Hold by Michael Donkor – A fantastic debut novel about two very different teenage girls coming of age, Hold tells the story of Belinda, who is summoned from Ghana to London to try and bring Amma out of her shell. Full of memorable characters and vividly accurate south London description.
Oreo by Fran Ross – Reissued this month but originally published in 1974, Oreo is a clever, satirical tale of a girl looking for her dad.
We Shall Fight Until We Win by 404 Ink and BHP Comics – A graphic anthology published for the centenary of the first wave of women in the UK, it tells the stories of political women, both well- and lesser- known. A powerful read and one to gift people in your life.
The Life and Death Parade is an atmospheric YA novel that combines an eerie secret travelling occult group with a depiction of grief across a family. Kitty had a complicated relationship with her sort-of boyfriend Nikki Bramley, who she grew up alongside and whose family home she now lives in following the death of her mother. However, now he’s dead, after a psychic told him he was going to die, and the Bramleys are all dealing with his death in different ways.

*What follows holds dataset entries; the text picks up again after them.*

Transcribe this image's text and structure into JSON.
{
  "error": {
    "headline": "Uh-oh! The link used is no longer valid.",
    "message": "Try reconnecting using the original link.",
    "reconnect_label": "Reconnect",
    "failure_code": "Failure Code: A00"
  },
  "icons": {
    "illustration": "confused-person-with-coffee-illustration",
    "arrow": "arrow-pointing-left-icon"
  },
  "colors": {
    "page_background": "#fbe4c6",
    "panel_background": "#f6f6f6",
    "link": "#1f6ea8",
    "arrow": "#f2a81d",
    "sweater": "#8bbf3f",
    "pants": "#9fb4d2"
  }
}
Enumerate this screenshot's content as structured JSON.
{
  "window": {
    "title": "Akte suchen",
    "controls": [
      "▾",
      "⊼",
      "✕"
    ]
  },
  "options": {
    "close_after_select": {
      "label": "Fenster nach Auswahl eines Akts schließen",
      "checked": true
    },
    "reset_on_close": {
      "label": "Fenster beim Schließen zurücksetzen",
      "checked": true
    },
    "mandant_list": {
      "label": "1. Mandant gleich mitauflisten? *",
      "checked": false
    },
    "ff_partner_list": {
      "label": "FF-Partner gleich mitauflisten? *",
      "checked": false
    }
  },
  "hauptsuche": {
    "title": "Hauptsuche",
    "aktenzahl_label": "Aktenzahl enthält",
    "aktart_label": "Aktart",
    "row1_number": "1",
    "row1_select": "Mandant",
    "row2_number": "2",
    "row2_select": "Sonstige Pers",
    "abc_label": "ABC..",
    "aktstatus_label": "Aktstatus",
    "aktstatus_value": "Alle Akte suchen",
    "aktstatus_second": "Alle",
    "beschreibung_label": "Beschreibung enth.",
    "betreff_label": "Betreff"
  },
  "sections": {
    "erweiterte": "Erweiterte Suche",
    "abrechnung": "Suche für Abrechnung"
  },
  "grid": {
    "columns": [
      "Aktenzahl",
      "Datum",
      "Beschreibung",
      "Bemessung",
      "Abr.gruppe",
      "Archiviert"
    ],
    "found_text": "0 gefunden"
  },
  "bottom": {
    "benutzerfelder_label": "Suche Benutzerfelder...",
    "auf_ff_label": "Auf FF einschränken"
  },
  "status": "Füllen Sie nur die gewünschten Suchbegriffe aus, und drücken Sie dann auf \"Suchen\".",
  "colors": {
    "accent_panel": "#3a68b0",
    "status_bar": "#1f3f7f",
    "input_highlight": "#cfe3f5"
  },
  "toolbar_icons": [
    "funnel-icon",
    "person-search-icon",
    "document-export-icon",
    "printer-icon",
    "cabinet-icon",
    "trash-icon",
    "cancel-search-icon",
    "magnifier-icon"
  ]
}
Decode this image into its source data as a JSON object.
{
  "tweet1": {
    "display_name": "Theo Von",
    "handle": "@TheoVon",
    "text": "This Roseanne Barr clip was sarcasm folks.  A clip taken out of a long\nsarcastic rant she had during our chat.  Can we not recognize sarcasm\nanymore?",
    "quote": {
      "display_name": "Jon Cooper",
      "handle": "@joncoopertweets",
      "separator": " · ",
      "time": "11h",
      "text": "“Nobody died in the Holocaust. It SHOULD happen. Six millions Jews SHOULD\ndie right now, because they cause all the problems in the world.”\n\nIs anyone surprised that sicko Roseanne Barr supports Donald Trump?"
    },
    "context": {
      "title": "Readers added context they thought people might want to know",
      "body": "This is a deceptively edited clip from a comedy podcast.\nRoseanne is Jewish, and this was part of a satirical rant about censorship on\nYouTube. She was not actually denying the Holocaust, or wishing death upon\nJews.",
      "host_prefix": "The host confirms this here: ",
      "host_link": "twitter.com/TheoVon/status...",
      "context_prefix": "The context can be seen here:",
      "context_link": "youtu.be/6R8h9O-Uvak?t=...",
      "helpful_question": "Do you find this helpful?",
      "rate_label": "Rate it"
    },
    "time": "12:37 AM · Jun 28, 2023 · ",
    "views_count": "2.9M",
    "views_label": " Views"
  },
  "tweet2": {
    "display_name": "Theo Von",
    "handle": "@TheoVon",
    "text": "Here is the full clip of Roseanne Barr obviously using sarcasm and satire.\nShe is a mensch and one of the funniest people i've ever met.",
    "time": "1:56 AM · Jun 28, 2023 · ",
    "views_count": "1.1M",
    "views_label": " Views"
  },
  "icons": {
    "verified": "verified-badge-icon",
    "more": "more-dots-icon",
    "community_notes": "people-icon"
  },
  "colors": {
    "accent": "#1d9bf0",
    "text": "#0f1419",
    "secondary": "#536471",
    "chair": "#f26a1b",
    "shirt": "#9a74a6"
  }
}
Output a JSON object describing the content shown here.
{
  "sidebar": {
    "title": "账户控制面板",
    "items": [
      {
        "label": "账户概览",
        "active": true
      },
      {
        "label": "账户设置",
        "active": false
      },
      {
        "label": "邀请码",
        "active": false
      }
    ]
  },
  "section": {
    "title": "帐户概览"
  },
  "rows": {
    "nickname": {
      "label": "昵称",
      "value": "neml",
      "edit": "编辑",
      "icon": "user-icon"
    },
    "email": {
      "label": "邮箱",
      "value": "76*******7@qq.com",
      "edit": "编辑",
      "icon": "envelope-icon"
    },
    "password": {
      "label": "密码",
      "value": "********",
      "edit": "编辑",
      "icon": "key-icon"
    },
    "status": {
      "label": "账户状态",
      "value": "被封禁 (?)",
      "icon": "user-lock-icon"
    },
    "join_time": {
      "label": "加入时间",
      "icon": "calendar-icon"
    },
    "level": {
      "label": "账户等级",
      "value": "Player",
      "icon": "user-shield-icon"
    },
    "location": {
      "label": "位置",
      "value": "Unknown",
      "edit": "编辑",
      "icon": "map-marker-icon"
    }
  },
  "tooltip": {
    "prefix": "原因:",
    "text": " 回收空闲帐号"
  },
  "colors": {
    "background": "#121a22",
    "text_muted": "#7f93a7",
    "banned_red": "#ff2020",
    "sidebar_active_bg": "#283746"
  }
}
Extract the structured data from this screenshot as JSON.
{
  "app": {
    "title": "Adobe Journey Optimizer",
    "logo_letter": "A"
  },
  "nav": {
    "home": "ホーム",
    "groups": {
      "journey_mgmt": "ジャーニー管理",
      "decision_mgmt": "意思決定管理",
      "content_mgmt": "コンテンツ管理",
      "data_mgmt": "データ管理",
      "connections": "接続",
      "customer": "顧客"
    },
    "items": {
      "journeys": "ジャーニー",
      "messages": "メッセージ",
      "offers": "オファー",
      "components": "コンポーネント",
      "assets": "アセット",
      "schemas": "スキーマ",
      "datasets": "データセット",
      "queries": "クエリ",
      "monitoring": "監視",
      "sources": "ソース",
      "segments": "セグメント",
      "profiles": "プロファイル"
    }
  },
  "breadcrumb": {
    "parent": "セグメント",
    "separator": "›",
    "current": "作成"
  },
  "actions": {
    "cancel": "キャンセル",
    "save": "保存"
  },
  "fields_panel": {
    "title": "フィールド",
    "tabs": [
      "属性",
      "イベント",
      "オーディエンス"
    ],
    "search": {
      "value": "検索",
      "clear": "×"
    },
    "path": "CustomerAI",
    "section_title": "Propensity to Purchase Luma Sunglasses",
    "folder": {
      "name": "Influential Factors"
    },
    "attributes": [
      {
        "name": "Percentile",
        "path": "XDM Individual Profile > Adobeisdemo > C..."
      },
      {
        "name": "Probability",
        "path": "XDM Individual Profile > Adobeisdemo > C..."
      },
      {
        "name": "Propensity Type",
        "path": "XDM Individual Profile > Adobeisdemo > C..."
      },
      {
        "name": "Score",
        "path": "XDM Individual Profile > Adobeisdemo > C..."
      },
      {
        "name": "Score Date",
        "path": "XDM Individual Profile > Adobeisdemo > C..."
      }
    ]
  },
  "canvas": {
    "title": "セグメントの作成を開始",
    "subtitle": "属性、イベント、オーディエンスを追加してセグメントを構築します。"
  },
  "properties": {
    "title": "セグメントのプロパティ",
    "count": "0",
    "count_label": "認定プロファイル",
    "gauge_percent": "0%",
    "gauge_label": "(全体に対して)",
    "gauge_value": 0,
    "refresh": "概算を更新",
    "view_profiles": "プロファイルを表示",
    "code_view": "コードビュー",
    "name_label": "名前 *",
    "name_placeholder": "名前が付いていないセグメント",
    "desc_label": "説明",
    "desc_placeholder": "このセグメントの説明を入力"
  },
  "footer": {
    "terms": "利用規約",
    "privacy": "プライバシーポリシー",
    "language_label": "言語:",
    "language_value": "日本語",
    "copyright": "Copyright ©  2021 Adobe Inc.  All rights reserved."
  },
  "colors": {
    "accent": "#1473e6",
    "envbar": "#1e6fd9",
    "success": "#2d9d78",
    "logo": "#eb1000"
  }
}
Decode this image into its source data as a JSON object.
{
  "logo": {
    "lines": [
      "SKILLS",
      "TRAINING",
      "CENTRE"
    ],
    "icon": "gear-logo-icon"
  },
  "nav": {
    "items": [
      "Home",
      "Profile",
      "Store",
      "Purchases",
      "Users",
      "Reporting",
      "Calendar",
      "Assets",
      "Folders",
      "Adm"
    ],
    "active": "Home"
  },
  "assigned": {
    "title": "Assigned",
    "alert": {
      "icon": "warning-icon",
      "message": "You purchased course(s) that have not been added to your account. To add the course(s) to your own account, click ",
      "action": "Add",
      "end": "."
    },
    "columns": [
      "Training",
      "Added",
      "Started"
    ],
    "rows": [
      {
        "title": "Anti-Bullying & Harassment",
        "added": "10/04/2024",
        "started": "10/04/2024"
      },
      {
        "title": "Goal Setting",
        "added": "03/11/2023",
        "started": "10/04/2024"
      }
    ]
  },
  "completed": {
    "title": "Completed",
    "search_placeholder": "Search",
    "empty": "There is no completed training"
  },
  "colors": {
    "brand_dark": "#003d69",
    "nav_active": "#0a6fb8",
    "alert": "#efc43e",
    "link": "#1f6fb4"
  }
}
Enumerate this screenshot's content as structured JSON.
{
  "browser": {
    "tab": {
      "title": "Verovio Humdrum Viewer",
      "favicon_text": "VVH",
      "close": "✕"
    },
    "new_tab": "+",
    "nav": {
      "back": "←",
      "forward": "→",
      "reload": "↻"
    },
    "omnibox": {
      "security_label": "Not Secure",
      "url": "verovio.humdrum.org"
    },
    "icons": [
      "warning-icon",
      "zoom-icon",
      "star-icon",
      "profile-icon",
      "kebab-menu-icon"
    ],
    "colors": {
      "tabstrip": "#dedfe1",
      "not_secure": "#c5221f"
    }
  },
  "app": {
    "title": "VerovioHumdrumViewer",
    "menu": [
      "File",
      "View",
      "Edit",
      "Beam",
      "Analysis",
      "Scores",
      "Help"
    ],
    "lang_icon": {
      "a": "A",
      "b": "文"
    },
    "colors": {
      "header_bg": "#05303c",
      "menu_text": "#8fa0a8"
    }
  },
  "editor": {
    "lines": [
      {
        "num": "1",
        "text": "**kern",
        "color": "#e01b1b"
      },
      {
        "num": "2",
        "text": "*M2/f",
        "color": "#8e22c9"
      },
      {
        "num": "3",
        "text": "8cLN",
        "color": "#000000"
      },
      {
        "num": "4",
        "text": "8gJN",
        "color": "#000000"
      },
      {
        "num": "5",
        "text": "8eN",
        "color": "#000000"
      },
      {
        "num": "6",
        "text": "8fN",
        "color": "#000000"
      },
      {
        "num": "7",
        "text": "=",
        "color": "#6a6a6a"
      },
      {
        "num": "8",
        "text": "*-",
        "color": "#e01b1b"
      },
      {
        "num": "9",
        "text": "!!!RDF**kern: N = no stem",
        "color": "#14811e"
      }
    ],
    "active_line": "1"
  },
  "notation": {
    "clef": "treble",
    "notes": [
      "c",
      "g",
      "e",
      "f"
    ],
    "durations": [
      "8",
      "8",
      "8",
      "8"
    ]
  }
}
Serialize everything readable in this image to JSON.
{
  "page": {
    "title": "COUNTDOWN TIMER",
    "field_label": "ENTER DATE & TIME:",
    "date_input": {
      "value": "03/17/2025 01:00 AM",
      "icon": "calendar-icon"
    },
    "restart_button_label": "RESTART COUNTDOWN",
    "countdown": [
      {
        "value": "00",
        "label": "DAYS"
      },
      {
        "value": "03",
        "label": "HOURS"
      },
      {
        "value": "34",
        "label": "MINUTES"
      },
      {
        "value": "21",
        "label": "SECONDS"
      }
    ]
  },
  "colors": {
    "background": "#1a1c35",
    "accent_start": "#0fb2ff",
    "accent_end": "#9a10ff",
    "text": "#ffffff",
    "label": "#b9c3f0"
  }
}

Kitty tries to find the psychic who told Nikki his fate, but instead finds a strange medium, Roan. Roan seems like he could be the answer Kitty is looking for, with powers to talk to and maybe even bring back the dead, but she’s not sure he’s not a charlatan, even when the strange rituals and mysterious group lead her towards memories of her mother.
This is a novel filled with eerie and dark elements: the old castle that the rich Bramleys live in, the rituals and occult, intense obsession, and a strange group called the Life and Death Parade that Kitty decides she must track down for answers about Nikki and about her mother. Wass weaves a narrative that combines these with far more down to earth elements such as grief, love, and uncertainty. This makes The Life and Death Parade a book that feels far more real than its occult parts might suggest: something more like the fleeting magic of urban fantasy or the unnerving mysticism of the Bacchanalia from The Secret History.
Kitty is an interesting and unusual protagonist, who has lost almost everyone and needs to find something to fight for and a reason to keep fighting. Trying to work out what happened to Nikki and if there’s anything she can do about it may serve that purpose, but the novel—for all its occultism—ultimately shows that people need to find ways to move on. Nikki’s siblings Macklin and Holiday are also engaging, with Macklin’s struggle with guilt and Holiday’s extreme reactions helping to create the image of a messed up family in a moody old castle. And crucially, Roan works well as a mysterious and possibly dangerous figure, brooding over the death of his boyfriend and seeming to be a rock star medium who could solve the Bramleys’ problems.
The Life and Death Parade is a gripping novel, part story about grief with hints of magic and part thriller featuring a mysterious stranger. It will appeal to people who like their books with eccentric characters, complex love and obsession, and a dash of something otherworldly, whether young adult or otherwise. This is a book to read for the story, which becomes difficult to put down, and for the creation of an eccentric and intriguing cast and atmosphere.